So you are okay with the slaughter of 5 year olds as long as parents get a check for each one killed?
Of course, that’s the logic of our policy right now. Presently we don’t compensate the parents or victims at all. Instead the social cost of massive gun ownership is shifted over to the community at large. In economic terms this is what they call an “negative externality.” With social costs distributed to some one else, we do not have an effective means of allocating the costs for the open ownership gun policy at present. The search for other alternatives to protection (LaPierre’s infamous guns in schools, or the calls for better tracking of the mentally ill) each involve more significant intervention in society, the very opposite of the putative freedom agenda. And given the reluctance to effect a political ban on such weapons, we may as well create economic incentives.
Insurance does that (taxes would, too). This also addresses the social cost gun ownership philosophy. Not only does their possession increase gun deaths, but the advocacy of gun ownership generally naturally leads to a culture where armed violence is considered a means of solving problems, be it of the criminal sort or that generated by mental disturbance. After all, given that numerous studies show that gun deaths vary directly with per capita gun ownership, we might better think of such deaths more as other random and disastrous but quantifiable events — and that is the problem that insurance solves.

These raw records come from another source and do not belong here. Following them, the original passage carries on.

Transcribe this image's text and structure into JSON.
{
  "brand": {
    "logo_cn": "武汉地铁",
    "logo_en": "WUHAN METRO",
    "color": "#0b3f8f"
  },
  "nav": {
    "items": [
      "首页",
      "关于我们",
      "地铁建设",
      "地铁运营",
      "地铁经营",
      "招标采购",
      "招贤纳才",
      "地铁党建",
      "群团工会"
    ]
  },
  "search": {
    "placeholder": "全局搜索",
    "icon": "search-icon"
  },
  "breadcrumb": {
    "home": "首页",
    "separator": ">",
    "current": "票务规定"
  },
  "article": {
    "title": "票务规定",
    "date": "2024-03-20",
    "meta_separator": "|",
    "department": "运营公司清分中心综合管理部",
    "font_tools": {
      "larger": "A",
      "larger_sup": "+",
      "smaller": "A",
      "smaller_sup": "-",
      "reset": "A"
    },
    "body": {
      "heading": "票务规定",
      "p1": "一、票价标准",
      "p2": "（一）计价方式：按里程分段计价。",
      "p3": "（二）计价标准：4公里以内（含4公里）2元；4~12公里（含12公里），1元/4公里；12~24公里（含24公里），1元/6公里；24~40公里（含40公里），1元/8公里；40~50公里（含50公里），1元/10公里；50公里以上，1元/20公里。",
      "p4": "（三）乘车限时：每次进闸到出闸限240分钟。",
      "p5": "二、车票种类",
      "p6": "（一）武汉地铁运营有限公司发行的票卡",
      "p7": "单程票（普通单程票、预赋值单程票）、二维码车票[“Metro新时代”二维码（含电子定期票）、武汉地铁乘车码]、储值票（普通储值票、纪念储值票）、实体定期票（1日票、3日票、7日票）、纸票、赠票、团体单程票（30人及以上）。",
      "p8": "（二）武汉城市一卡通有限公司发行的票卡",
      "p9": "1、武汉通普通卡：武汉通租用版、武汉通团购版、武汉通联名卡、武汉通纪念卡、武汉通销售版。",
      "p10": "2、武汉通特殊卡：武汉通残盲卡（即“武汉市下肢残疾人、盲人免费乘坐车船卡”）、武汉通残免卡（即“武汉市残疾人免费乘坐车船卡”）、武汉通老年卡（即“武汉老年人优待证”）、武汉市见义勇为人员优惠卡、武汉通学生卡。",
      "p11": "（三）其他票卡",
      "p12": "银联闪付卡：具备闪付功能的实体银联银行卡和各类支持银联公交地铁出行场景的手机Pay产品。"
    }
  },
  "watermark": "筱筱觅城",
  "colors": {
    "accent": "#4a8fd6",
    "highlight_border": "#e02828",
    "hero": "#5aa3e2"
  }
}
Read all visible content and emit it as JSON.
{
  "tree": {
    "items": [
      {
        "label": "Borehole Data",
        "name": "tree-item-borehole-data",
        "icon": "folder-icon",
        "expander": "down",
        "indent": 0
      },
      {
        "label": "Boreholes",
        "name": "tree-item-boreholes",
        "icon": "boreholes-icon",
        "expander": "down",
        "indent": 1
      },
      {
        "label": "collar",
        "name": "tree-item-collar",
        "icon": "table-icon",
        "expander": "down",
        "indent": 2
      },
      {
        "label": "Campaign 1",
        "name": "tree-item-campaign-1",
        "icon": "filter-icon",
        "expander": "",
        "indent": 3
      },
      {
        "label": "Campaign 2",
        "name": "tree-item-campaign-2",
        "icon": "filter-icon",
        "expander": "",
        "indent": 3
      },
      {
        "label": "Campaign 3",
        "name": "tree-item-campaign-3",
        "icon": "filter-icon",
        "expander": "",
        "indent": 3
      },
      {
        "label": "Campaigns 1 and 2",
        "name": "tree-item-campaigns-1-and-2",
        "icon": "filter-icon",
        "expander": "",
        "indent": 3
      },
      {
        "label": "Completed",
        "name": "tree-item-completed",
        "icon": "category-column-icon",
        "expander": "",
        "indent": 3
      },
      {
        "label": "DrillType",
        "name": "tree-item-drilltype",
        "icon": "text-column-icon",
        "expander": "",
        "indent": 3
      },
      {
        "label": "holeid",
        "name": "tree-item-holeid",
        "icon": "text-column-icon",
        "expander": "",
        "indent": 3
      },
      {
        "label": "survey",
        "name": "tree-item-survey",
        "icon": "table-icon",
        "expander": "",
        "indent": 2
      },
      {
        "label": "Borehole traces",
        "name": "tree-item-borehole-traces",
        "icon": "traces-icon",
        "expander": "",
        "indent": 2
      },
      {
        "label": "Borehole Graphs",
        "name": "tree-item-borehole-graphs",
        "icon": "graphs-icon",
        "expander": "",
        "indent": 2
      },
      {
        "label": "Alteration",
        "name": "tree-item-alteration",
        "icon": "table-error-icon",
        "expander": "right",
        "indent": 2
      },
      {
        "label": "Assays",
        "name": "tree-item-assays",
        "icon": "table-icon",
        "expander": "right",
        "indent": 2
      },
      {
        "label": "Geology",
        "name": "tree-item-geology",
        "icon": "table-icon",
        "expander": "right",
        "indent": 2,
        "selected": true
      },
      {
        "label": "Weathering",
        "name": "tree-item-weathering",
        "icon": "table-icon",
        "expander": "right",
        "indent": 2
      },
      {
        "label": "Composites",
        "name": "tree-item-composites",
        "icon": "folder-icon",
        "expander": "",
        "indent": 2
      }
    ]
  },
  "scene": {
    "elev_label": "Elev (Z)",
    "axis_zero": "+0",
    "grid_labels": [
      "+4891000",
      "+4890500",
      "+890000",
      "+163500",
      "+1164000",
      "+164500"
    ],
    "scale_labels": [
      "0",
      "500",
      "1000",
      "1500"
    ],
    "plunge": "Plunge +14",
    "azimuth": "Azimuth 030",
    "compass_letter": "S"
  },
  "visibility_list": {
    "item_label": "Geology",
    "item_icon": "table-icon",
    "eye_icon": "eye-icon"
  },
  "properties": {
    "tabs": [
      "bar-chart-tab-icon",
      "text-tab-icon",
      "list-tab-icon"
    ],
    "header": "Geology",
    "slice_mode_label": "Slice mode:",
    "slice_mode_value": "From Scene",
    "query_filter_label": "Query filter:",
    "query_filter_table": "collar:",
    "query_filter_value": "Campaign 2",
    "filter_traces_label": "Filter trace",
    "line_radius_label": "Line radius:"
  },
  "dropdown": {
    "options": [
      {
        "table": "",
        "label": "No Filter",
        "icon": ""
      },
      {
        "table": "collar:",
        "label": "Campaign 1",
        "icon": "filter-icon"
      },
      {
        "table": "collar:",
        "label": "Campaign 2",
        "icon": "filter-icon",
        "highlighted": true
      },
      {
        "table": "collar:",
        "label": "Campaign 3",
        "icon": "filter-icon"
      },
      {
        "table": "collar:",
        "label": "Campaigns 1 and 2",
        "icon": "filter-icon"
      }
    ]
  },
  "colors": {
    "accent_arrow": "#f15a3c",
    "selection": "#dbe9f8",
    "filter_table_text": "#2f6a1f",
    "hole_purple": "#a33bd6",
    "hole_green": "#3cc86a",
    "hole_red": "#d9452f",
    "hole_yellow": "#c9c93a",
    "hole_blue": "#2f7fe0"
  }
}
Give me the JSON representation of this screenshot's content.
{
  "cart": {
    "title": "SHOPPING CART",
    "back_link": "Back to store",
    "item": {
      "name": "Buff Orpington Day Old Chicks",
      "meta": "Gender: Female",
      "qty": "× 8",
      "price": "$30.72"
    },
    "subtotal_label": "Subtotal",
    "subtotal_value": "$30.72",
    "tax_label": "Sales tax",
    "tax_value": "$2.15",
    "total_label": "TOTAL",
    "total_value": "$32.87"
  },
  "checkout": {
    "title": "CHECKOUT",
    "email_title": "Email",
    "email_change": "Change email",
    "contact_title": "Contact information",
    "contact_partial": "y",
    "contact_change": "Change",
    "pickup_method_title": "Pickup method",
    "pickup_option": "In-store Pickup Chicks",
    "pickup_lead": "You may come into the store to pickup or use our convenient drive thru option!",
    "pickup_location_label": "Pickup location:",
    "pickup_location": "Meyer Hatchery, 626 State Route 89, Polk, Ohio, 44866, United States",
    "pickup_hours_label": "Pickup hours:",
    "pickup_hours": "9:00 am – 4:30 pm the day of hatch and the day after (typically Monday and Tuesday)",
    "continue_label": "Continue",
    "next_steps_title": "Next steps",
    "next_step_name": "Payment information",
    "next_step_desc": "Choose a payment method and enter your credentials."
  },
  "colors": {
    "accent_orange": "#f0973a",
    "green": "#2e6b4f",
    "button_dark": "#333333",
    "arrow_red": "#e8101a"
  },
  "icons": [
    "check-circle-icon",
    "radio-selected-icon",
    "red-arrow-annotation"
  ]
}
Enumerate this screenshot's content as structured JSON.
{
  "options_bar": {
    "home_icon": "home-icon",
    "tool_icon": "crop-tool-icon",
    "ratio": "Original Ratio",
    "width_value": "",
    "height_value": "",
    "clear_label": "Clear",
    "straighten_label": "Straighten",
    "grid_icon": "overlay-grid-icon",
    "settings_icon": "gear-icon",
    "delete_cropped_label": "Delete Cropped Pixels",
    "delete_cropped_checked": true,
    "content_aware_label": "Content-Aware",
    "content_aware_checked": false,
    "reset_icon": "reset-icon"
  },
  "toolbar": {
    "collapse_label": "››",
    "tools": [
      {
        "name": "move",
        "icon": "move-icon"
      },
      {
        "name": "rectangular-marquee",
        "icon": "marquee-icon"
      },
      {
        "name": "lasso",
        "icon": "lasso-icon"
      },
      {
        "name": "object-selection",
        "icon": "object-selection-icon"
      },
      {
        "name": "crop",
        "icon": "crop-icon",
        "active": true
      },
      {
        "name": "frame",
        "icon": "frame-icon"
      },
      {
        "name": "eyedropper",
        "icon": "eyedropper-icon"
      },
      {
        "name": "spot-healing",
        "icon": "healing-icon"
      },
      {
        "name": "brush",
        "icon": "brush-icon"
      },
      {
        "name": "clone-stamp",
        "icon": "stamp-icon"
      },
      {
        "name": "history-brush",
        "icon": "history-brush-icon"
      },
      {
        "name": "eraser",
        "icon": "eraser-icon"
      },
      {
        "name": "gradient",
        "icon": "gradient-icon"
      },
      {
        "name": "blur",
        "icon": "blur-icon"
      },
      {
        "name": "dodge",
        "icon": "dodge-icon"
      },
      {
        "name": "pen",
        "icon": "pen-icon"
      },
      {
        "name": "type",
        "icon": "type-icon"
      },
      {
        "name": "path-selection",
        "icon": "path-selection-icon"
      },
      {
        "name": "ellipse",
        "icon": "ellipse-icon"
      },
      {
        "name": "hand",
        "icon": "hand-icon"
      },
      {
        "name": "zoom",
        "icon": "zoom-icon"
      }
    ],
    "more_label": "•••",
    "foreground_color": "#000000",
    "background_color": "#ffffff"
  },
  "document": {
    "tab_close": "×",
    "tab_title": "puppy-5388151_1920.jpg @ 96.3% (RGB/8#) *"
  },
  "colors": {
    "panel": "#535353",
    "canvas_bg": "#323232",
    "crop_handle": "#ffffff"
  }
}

So if we cannot ban the guns, at the very least we ought to make gun owners pay for the consequences of this freedom.
The other day Phillip Hofmeister showed up at City Hall bearing his side arm. Not surprising, Hofmeister after all is the president of Michigan Open Carry. In his words, he claimed to be asserting state law. “This is not a matter of feelings,” he said. And it is not. It is actually a philosophical statement.
Bringing the gun to chambers is an assertion that rights are not secured except by force. Sounds good. But think carefully. If rights are secured by force, then they are also granted by superior force. The alternative is that rights are recognized by discourse.
Ironically, then, as the bearing of weapons necessarily denies the priority of discourse it renders even its “right” as something limited. Indeed the bearing of weapons and their denial of discourse means that all rights are rendered limited, made alienable by superior force of the State (or the local warlord, gun bearer or whatever).
The bearing of a weapon in chamber is — philosophically — a stated preference for autocracy over against free self-governance.